Lorenzo Autieri and Patrick Meyer
Despite great variety of agriculture in Peloponnese, two types of fruit cultivation dominate the landscape: oranges in Argos and Lakonia, and olives in Ilia and Messina. Tied to altitude and soil quality, the areas of specific cultivation (olive, orange, wine, etc) are clearly delineated in the landscape.

The word agriculture shares root with Greek “agrios”, meaning “wild”. A degree of unruliness is still part of agricultural production in Greece and in Peloponnese, due to small field sizes and small-scale individual producers, who often operate without formal land title. Compared to elsewhere in Europe the size of agricultural properties in Greece is exceedingly small: 4.4 hectares in average, being even smaller in Peloponnese. In Switzerland, despite the mountainous terrain and the small land subdivision, the average land property is 17.4 hectares. EU policies and subsides have decisive impact in regulating agricultural production in Greece; however, despite the fact that the EU allocates 2.5 billion euros in annual subsidies for production in the so called “less favored areas” such as the small-scale production in Peloponnese, due to the poor state of local politics and administration, much investment is wasted.

The Alfeios River valley and the surrounding hilly slopes covered with olive trees have served as the frame in this project to examine the transformation of olive landscapes in Peloponnese. Due to its hilly topography, the area is designated as “less favored” for cultivation and receives EU subsidies.

Olives and olive oil are the most significant agricultural products in Greece, tightly connected to Greek cultural traditions, shaping both the Greek landscape and regional identities. The importance of olive farming is illustrated by the fact that municipal workers typically get time off every year for the olive harvest. Families in Greece, regardless whether “rural” or “urban“, continue to produce olive oil for themselves. Artisanship surrounding the olive industry stands now in sharp contrast to the industrialization of agriculture in many parts of Europe. The traditional olive farming ecosystems have high levels of biodiversity due to the still-limited use of pesticides. On the other hand, it appears that for small-scale olive producers in is becoming increasingly difficult to adequately promote traditional farming methods and benefit from them.

Complementing the family labor, in Greece and Peloponnese the small-scale producers in agriculture have developed economic relationships with migrant workers. In reclaiming abandoned fields and century-old farms, migrant farmers now help revive Greek countryside. Beside foreign work migration, a new type of urban-to rural migration has emerged: more and more young professionals abandon large cities to move to the countryside, in response to increasing urban unemployment and the financial crisis.
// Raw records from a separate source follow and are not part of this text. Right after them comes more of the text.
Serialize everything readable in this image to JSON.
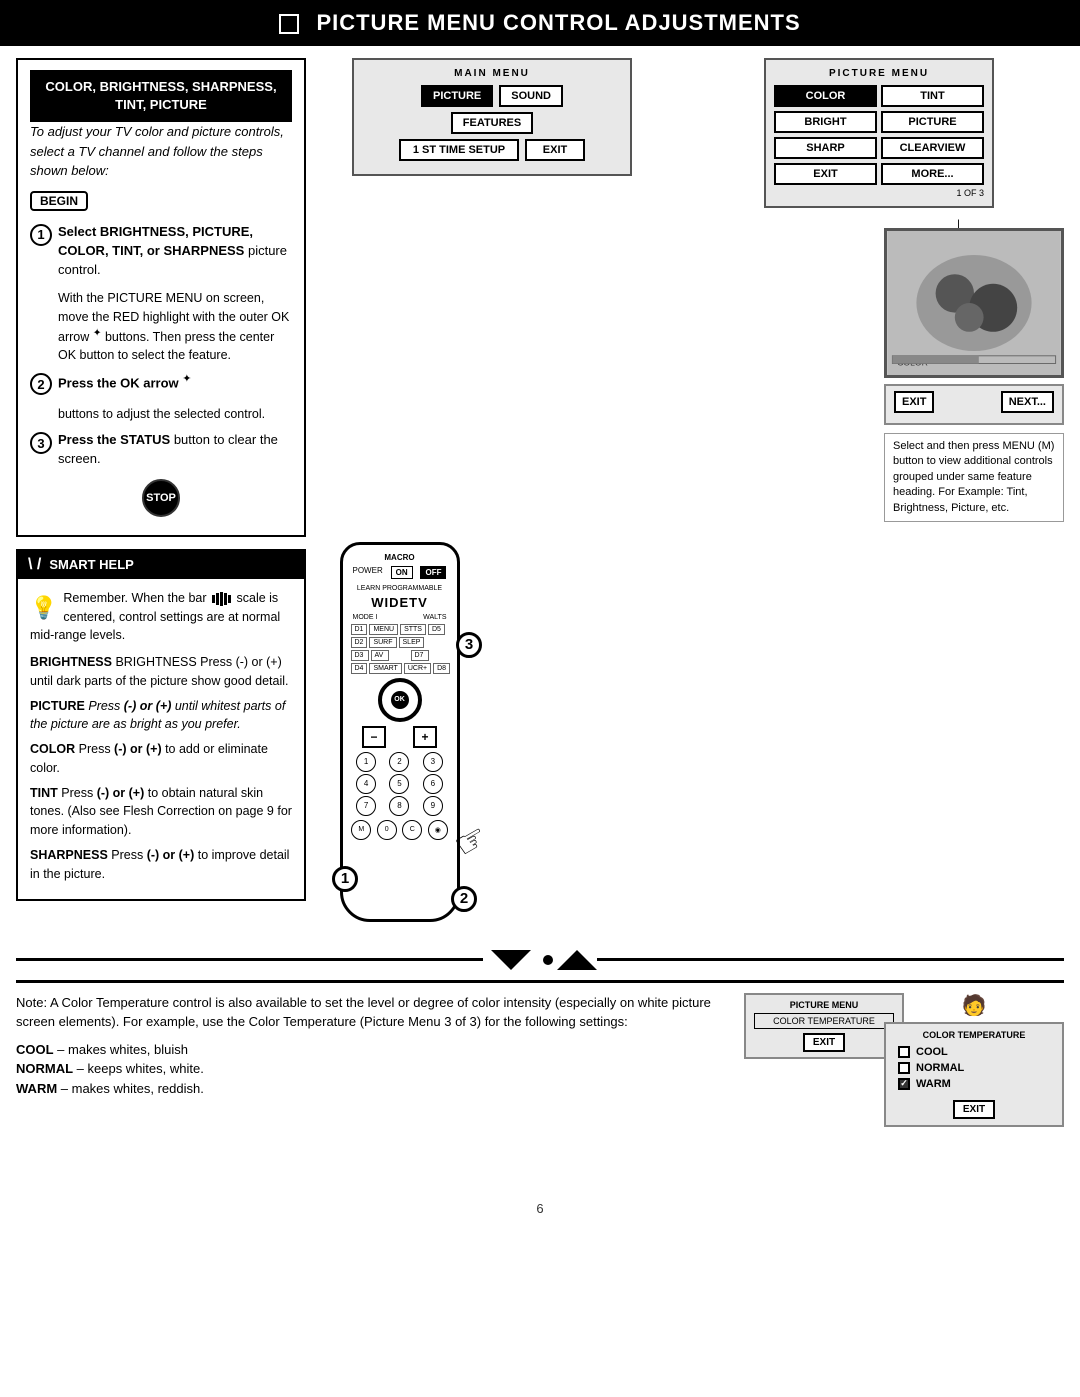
{
  "page": {
    "title": "Picture Menu Control Adjustments",
    "page_number": "6"
  },
  "header": {
    "title": "PICTURE MENU CONTROL ADJUSTMENTS"
  },
  "section1": {
    "header": "COLOR, BRIGHTNESS, SHARPNESS, TINT, PICTURE",
    "intro": "To adjust your TV color and picture controls, select a TV channel and follow the steps shown below:",
    "begin_label": "BEGIN",
    "step1_label": "Select BRIGHTNESS, PICTURE, COLOR, TINT, or SHARPNESS picture control.",
    "step1_detail": "With the PICTURE MENU on screen, move the RED highlight with the outer OK arrow",
    "step1_detail2": "buttons. Then press the center OK button to select the feature.",
    "step2_label": "Press the OK arrow",
    "step2_detail": "buttons to adjust the selected control.",
    "step3_label": "Press the STATUS button to clear the screen.",
    "stop_label": "STOP"
  },
  "smart_help": {
    "header": "SMART HELP",
    "text": "Remember. When the bar scale is centered, control settings are at normal mid-range levels.",
    "brightness_desc": "BRIGHTNESS Press (-) or (+) until dark parts of the picture show good detail.",
    "picture_desc": "PICTURE Press (-) or (+) until whitest parts of the picture are as bright as you prefer.",
    "color_desc": "COLOR Press (-) or (+) to add or eliminate color.",
    "tint_desc": "TINT Press (-) or (+) to obtain natural skin tones. (Also see Flesh Correction on page 9 for more information).",
    "sharpness_desc": "SHARPNESS Press (-) or (+) to improve detail in the picture."
  },
  "main_menu": {
    "label": "MAIN MENU",
    "buttons": [
      "PICTURE",
      "SOUND",
      "FEATURES",
      "1 ST TIME SETUP",
      "EXIT"
    ]
  },
  "picture_menu": {
    "label": "PICTURE MENU",
    "buttons": [
      "COLOR",
      "TINT",
      "BRIGHT",
      "PICTURE",
      "SHARP",
      "CLEARVIEW",
      "EXIT",
      "MORE..."
    ],
    "of_label": "1 OF 3"
  },
  "color_screen": {
    "label": "COLOR",
    "exit": "EXIT",
    "next": "NEXT..."
  },
  "bottom_note": {
    "text": "Note: A Color Temperature control is also available to set the level or degree of color intensity (especially on white picture screen elements). For example, use the Color Temperature (Picture Menu 3 of 3) for the following settings:",
    "cool_label": "COOL",
    "cool_desc": "– makes whites, bluish",
    "normal_label": "NORMAL",
    "normal_desc": "– keeps whites, white.",
    "warm_label": "WARM",
    "warm_desc": "– makes whites, reddish."
  },
  "color_temp_screens": {
    "outer_label": "PICTURE MENU",
    "outer_sub": "COLOR TEMPERATURE",
    "outer_exit": "EXIT",
    "inner_label": "COLOR TEMPERATURE",
    "inner_cool": "COOL",
    "inner_normal": "NORMAL",
    "inner_warm": "WARM",
    "inner_exit": "EXIT"
  },
  "side_note": {
    "text": "Select and then press MENU (M) button to view additional controls grouped under same feature heading. For Example: Tint, Brightness, Picture, etc."
  }
}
In addition, the potential of agro-tourism hasn’t yet been fully explored. Traditionally, agriculture in Greece has been an autonomous field of labor and production; its new association with leisure and tourism may still appear incompatible with the popular understanding of the “countryside.”

Climate, topography and other natural conditions and hazards, property rights, traditions, national and international economic policies and migrations, are all powerful forces shaping the olive production landscape in Greece. In Peloponnese, the predominance of family farms and cooperative organization structures for olive oil processing and trade, emphasize the highly local character of olive agriculture.

The project aimed to describe transformation processes shaping the countryside of olive cultivation. Interested in the potentials of the small-scale, family-based production for the future of European countryside, the project envisions a new kind of “slow territory”, with new ways of living and working in the olive groves.